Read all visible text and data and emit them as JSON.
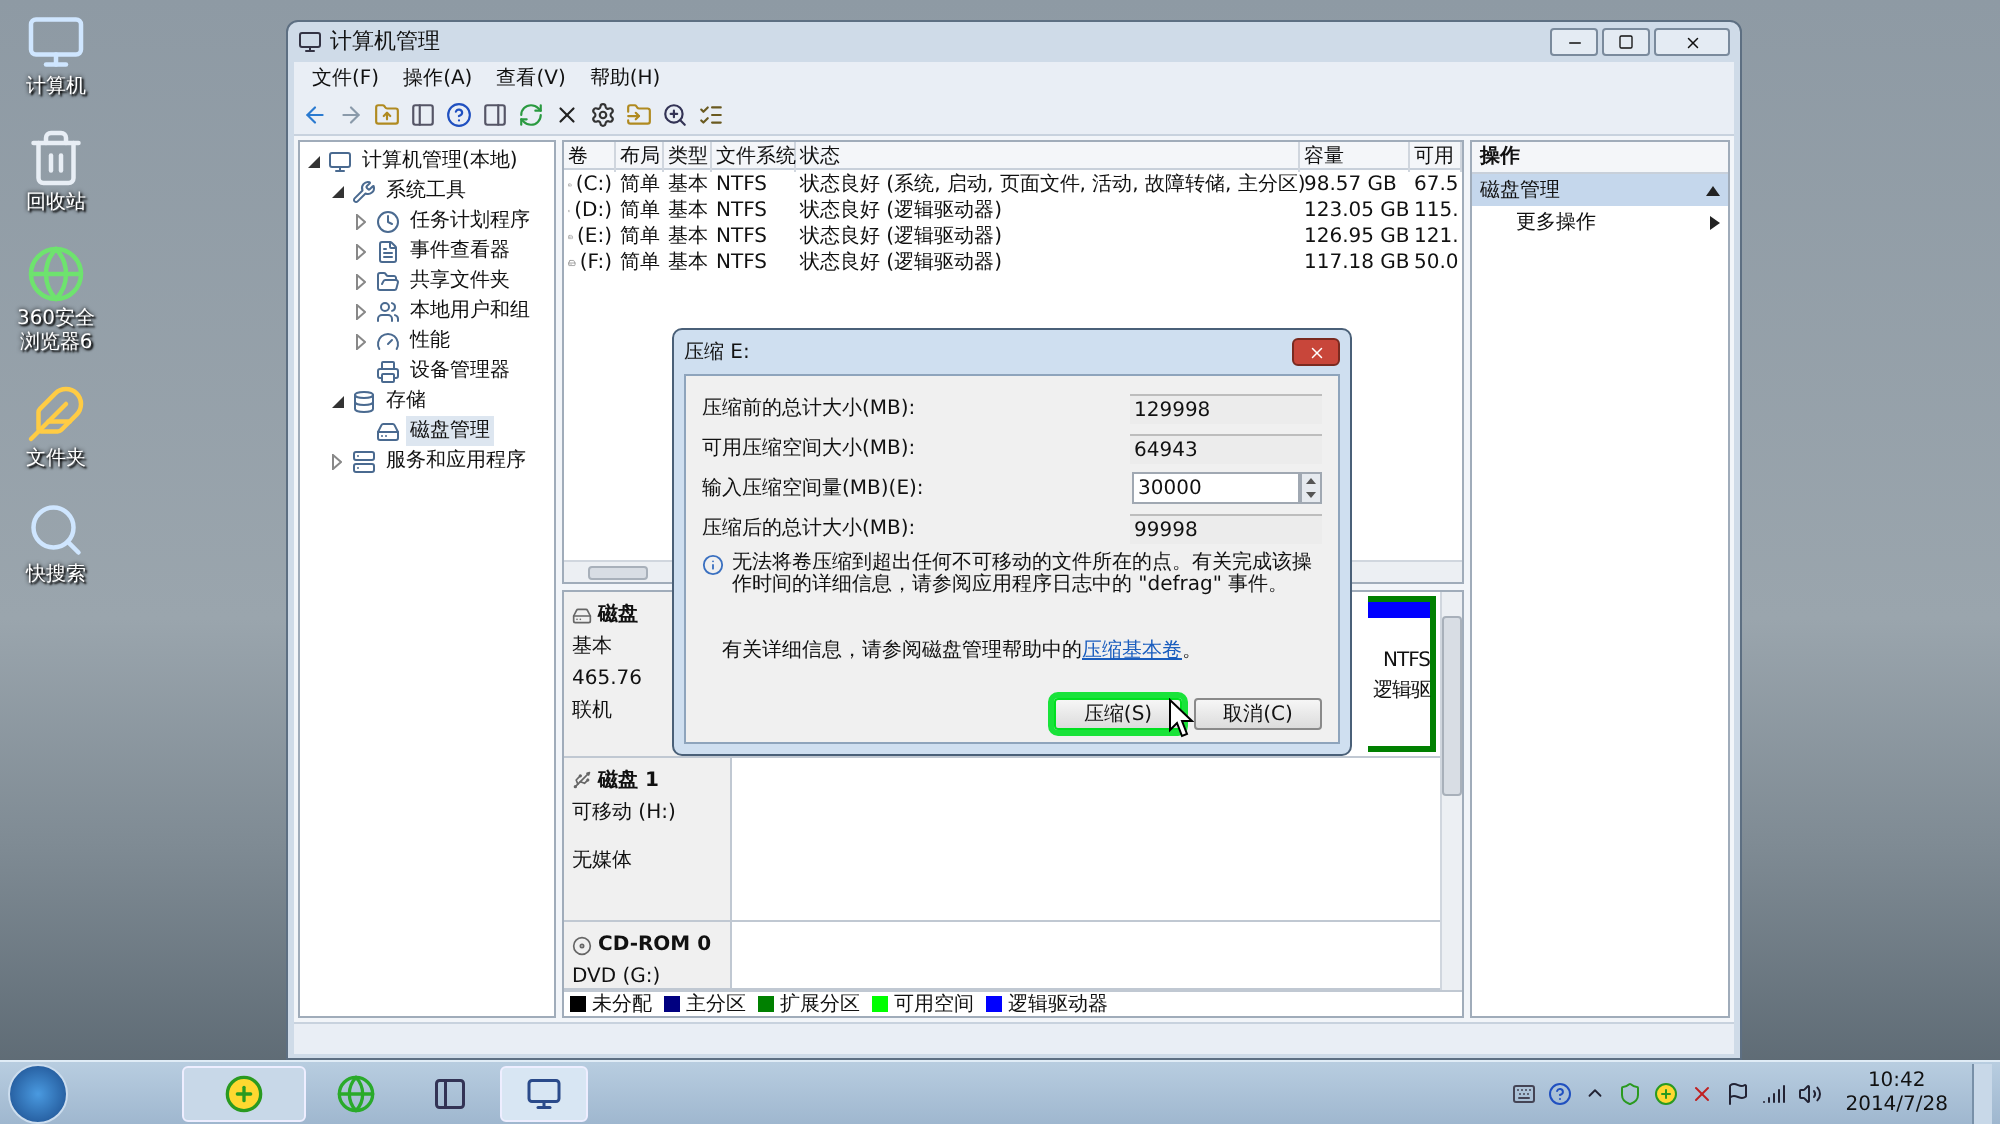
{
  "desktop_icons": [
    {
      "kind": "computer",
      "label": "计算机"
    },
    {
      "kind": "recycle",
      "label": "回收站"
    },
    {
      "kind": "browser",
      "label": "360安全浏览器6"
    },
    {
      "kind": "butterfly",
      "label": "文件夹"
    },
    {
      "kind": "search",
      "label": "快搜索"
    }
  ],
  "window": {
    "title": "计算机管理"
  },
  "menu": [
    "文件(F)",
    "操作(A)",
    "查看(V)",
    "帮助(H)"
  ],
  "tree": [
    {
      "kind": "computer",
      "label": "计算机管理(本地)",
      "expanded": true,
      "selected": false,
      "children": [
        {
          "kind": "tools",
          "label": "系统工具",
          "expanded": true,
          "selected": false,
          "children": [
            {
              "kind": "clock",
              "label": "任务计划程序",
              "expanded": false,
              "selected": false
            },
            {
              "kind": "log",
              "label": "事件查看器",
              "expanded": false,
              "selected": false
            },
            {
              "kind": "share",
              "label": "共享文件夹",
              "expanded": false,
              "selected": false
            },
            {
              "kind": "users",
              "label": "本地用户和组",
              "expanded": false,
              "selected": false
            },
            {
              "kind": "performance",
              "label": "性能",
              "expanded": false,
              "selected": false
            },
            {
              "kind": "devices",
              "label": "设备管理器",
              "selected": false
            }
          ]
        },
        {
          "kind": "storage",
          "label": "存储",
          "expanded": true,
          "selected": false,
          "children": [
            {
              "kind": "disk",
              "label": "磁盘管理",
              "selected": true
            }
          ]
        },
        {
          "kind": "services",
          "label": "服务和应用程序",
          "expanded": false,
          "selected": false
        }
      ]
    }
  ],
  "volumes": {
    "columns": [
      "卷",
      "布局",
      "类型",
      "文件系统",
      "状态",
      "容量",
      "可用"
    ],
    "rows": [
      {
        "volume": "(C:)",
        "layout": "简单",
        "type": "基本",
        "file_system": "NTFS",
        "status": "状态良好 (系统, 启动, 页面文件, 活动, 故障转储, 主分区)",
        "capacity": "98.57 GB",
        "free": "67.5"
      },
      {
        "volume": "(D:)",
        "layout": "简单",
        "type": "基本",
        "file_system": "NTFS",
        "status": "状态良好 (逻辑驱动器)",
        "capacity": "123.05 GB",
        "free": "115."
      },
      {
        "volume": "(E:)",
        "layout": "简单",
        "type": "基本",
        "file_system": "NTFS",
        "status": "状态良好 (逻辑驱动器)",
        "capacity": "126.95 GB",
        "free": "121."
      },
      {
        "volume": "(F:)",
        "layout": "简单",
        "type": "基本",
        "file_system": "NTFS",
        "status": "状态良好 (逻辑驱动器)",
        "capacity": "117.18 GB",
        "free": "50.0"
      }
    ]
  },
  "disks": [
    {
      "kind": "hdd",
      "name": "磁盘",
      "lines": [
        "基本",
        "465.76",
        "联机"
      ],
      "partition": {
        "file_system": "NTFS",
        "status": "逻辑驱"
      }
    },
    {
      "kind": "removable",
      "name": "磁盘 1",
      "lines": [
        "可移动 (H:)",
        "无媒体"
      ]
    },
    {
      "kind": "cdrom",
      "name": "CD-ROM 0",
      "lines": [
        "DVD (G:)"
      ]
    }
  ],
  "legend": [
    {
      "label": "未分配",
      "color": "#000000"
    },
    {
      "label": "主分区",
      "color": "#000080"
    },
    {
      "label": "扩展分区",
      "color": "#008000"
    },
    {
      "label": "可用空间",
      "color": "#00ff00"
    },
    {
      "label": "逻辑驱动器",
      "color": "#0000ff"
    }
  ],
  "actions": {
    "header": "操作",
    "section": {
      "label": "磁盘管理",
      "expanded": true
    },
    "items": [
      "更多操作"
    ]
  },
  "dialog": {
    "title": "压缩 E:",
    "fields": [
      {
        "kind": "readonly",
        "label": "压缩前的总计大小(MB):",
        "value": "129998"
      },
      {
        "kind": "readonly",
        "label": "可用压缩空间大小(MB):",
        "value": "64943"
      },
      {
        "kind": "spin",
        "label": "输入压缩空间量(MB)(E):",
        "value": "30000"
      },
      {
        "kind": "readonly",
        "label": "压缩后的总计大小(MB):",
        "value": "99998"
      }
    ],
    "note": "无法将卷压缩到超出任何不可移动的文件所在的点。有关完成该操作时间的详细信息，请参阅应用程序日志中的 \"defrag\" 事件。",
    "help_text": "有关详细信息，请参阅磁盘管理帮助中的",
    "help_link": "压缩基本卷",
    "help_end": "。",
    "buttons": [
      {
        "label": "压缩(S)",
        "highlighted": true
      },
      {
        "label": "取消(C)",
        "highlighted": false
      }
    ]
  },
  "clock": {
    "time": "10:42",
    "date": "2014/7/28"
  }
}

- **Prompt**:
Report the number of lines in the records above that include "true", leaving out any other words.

- **Solution for this task**:
6